Sea turtle stuns at annual art awards

Riverton Community Arts Centre co-ordinator Anna Cannon in front of "the most talked about" exhibit at this year's awards, the acrylic carved painting Sea Turtle, by Ruth Crouchley.

WITH almost 3000 views online, Te Anau artist Ruth Crouchley’s acrylic carved painting Sea TurtleĀ has so far proved to be the most popular at this year’s Preston Russell Law Art Awards exhibition.

“I love capturing the movement, life and beauty found in nature, using different media and techniques,” Crouchley said.

“I love sea turtles, so my main inspiration for this piece was to celebrate these beautiful creatures. The turtle is painted in acrylics on board. I have carved the background to capture the movement of ocean currents.

“Unfortunately nearly all species of sea turtle… are endangered because of human activities. I hope everyone who sees this piece is reminded to look after our oceans and the amazing sea life it contains.”

Held at the Riverton Community Arts Centre, co-ordinator Anna Cannon said there had been a lot of comments and sharing about the work online, describing it as “stunning”.

“It’s the one everyone has talked about.”

With 27 entries in various mediums including photography, oils, acrylics, mixed media, jewellery, roofing iron, wood, textile, photography in linen, clay, pencil and pen, the award’s exhibition showed an “extraordinary sample of the talent of artists in the Southland, Otago and Central Otago districts”, Cannon said.

This year’s winner was On Their Shoulders, an oil by Invercargill artist Kris Thomas.

“The judges were so impressed by the detail of this work,” Mrs Cannon said.

“This is Kris Thomas’s second oil painting, the first having won the McIntyre Dick Art Award for promising new entrant this year. Primarily self-taught, Kris has previously completed a certificate in visual arts at the Southern Institute of Technology and attended classes with Invercargill artist Greg McDonald. Aside from student exhibitions, this year is her first foray into the art world as a professional artist.”

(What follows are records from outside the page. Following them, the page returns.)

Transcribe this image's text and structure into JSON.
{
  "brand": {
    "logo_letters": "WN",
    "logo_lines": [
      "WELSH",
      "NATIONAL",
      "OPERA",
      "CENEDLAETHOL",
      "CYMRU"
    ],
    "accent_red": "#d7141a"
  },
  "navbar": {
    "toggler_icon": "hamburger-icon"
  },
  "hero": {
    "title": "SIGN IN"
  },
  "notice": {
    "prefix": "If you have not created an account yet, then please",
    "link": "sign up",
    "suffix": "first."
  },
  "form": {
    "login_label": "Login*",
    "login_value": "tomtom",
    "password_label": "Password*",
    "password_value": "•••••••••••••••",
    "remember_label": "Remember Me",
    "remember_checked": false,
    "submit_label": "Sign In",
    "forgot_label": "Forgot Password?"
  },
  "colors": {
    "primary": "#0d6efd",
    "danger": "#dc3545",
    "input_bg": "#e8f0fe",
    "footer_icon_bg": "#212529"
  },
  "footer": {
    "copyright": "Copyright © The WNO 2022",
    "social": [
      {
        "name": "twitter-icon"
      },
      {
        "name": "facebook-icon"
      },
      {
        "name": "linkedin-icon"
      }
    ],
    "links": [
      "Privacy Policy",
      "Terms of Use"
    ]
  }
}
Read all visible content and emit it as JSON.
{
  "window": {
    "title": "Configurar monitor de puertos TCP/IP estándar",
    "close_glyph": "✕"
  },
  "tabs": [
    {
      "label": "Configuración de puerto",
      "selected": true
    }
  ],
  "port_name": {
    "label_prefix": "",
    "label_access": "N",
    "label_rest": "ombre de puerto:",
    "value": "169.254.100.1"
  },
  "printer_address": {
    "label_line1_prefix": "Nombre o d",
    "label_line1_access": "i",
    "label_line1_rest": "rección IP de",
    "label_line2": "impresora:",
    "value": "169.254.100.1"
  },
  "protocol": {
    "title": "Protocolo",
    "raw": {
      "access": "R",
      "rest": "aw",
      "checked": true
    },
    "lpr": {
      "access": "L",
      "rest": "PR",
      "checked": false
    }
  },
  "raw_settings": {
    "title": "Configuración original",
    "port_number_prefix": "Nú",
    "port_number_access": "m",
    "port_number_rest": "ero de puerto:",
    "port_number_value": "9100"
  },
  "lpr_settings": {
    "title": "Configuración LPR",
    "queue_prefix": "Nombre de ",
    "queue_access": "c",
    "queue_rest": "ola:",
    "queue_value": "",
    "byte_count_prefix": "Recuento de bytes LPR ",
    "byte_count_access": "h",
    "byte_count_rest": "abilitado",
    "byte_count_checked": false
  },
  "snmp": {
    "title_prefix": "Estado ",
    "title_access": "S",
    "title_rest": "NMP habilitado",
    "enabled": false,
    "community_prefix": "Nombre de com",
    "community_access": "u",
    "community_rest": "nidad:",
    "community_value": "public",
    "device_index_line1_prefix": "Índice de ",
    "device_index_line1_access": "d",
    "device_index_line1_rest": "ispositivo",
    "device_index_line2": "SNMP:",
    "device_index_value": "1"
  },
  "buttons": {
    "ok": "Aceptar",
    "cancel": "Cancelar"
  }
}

The Judges’ Choice Award went to three other works, including Eiderdowns, a work in pencil by Invercargill high school pupil Melanie Larsen; A Little Flakey, an oil on linen by Stewart Island artist Lisa Benson; and Manuka Love, a photograph in linen by Laire Purik, also from Stewart Island.

First prize was $2000, and the Judges’ Choice Award was $500 to each artist.

The exhibition finished on Sunday.Asics footwearTHE SNEAKER BULLETIN